(Beginning of Records to process)
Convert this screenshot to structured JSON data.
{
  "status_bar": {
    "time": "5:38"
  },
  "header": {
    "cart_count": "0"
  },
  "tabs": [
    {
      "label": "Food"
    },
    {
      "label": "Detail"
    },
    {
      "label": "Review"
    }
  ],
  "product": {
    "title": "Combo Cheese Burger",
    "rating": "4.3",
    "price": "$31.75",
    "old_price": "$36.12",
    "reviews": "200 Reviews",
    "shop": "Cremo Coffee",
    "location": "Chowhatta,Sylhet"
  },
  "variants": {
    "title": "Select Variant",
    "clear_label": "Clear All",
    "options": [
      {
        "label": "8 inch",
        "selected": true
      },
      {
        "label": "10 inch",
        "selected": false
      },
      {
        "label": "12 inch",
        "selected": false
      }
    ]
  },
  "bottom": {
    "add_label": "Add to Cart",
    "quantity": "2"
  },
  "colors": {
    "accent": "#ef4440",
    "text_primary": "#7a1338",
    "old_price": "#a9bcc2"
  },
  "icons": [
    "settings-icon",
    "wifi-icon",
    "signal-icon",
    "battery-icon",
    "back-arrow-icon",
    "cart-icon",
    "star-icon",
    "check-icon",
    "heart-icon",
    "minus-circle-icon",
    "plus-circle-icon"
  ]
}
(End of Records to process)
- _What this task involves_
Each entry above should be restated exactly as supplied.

- _Answer_
Convert this screenshot to structured JSON data.
{
  "status_bar": {
    "time": "5:38"
  },
  "header": {
    "cart_count": "0"
  },
  "tabs": [
    {
      "label": "Food"
    },
    {
      "label": "Detail"
    },
    {
      "label": "Review"
    }
  ],
  "product": {
    "title": "Combo Cheese Burger",
    "rating": "4.3",
    "price": "$31.75",
    "old_price": "$36.12",
    "reviews": "200 Reviews",
    "shop": "Cremo Coffee",
    "location": "Chowhatta,Sylhet"
  },
  "variants": {
    "title": "Select Variant",
    "clear_label": "Clear All",
    "options": [
      {
        "label": "8 inch",
        "selected": true
      },
      {
        "label": "10 inch",
        "selected": false
      },
      {
        "label": "12 inch",
        "selected": false
      }
    ]
  },
  "bottom": {
    "add_label": "Add to Cart",
    "quantity": "2"
  },
  "colors": {
    "accent": "#ef4440",
    "text_primary": "#7a1338",
    "old_price": "#a9bcc2"
  },
  "icons": [
    "settings-icon",
    "wifi-icon",
    "signal-icon",
    "battery-icon",
    "back-arrow-icon",
    "cart-icon",
    "star-icon",
    "check-icon",
    "heart-icon",
    "minus-circle-icon",
    "plus-circle-icon"
  ]
}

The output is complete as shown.